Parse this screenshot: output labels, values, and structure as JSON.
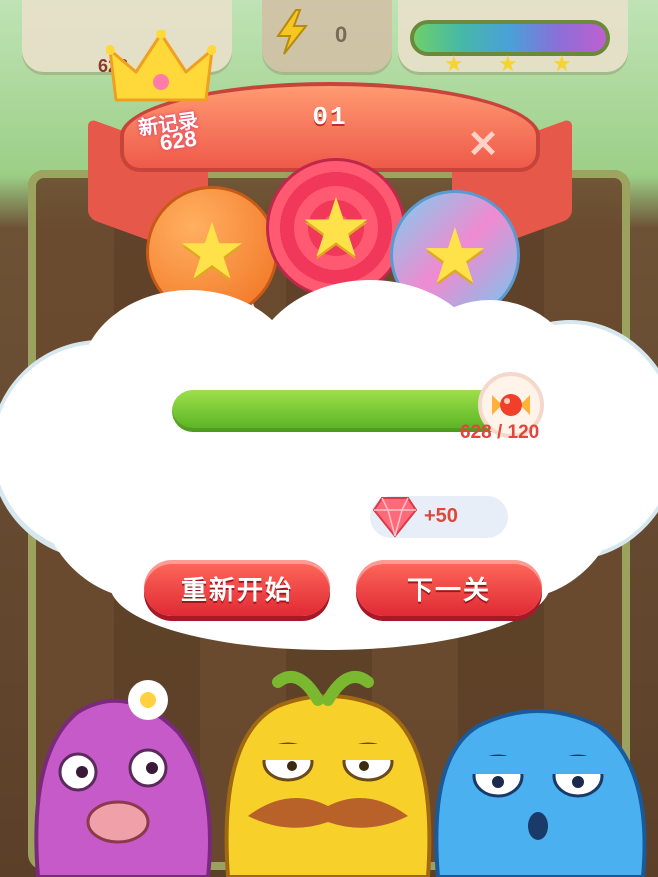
{
  "hud": {
    "score_peek": "628",
    "moves": "0",
    "stars_earned": 3
  },
  "result": {
    "level_number": "01",
    "new_record_label": "新记录",
    "new_record_value": "628",
    "stars": 3,
    "progress_fraction": 1.0,
    "score_ratio": "628 / 120",
    "reward_text": "+50"
  },
  "buttons": {
    "restart_label": "重新开始",
    "next_label": "下一关"
  },
  "colors": {
    "button_red": "#e02a34",
    "progress_green": "#56b023",
    "ribbon": "#ef5a4a",
    "star_yellow": "#ffe14a"
  },
  "icons": [
    "bolt-icon",
    "crown-icon",
    "close-icon",
    "candy-icon",
    "gem-icon",
    "star-icon"
  ]
}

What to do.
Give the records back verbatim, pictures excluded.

Answer.
Parse this screenshot: output labels, values, and structure as JSON.
{
  "hud": {
    "score_peek": "628",
    "moves": "0",
    "stars_earned": 3
  },
  "result": {
    "level_number": "01",
    "new_record_label": "新记录",
    "new_record_value": "628",
    "stars": 3,
    "progress_fraction": 1.0,
    "score_ratio": "628 / 120",
    "reward_text": "+50"
  },
  "buttons": {
    "restart_label": "重新开始",
    "next_label": "下一关"
  },
  "colors": {
    "button_red": "#e02a34",
    "progress_green": "#56b023",
    "ribbon": "#ef5a4a",
    "star_yellow": "#ffe14a"
  },
  "icons": [
    "bolt-icon",
    "crown-icon",
    "close-icon",
    "candy-icon",
    "gem-icon",
    "star-icon"
  ]
}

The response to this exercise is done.